7 “I will announce the decree of the Lord: He said to Me, ‘You are My Son, today I have fathered You. 8 Ask it of Me, and I will certainly give the nations as Your inheritance, and the ends of the earth as Your possession. 9 You shall break them with a rod of iron, you shall shatter them like earthenware.’” 10 Now then, you kings, use insight; Let yourselves be instructed, you judges of the earth. 11 Serve the Lord with reverence and rejoice with trembling. 12 Kiss the Son, that He not be angry and you perish on the way, for His wrath may be kindled quickly. How blessed are all who take refuge in Him!
Jeremiah 12:14-17 says the same thing,
14 This is what the Lord says concerning all My wicked neighbors who do harm [including Edom] to the inheritance with which I have endowed My people Israel: “Behold, I am going to drive them out of their land, and I will drive the house of Judah out from among them. 15 And it will come about that after I have driven them out, I will again have compassion on them; and I will bring them back, each one to his inheritance and each one to his land. 16 Then, if they will really learn the ways of My people, to swear by My name, ‘As the Lord lives,’ just as they taught My people to swear by Baal, they will be built up in the midst of My people. 17 But if they do not listen, then I will drive out that nation, drive it out and destroy it,” declares the Lord.
Through all of these examples, we have confirmation that Edom is used only as a shadow — and that these things are promised for all of the nations.
Summing up then, this prophecy simply does not work when applied to Jews for three reasons:
- Edomites are not Jews.
- Malachi 1 is referring to Edom rebuilding the land of Seir, not the land of Judea.
- Edom is being used only as a shadow for something which applies to all nations.
Hopefully, this perspective provides us with a better interpretation which lines up fully with the rest of prophecy — prophecy interpreting prophecy.

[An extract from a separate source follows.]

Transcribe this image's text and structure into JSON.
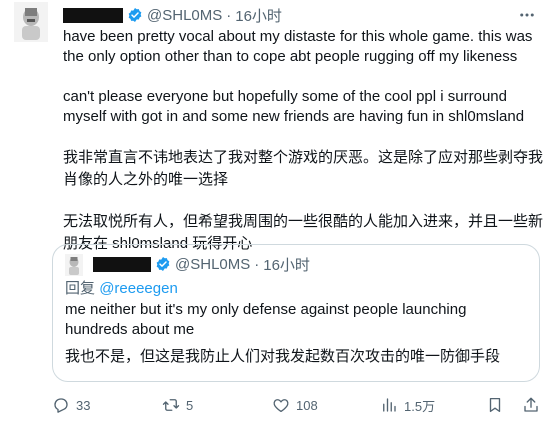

We must endeavor to see what the prophecy is saying to us, instead of sifting through prophecy with a preconceived agenda in mind.
Peter warns us that Scripture and prophecy will indeed be misused and distorted by those who do not have a firm commitment to the message of the gospel in 2 Peter 3:11-18,
11 Since all these things are to be destroyed in this way, what sort of people ought you to be in holy conduct and godliness, 12 looking for and hastening the coming of the day of God, because of which the heavens will be destroyed by burning, and the elements will melt with intense heat! 13 But according to His promise we are looking for new heavens and a new earth, in which righteousness dwells. 14 Therefore, beloved, since you look for these things, be diligent to be found spotless and blameless by Him, at peace, 15 and regard the patience of our Lord as salvation; just as also our beloved brother Paul, according to the wisdom given him, wrote to you, 16 as also in all his letters, speaking in them of these things, in which there are some things that are hard to understand, which the untaught and unstable distort, as they do also the rest of the Scriptures, to their own destruction. 17 You therefore, beloved, knowing this beforehand, be on your guard so that you are not carried away by the error of unscrupulous people and lose your own firm commitment [to holiness, spotlessness, blamelessness and the looking for the new heavens and new earth 18 but grow in the grace and knowledge of our Lord and Savior Jesus Christ. To Him be the glory, both now and to the day of eternity. Amen.2 Peter 3:11-18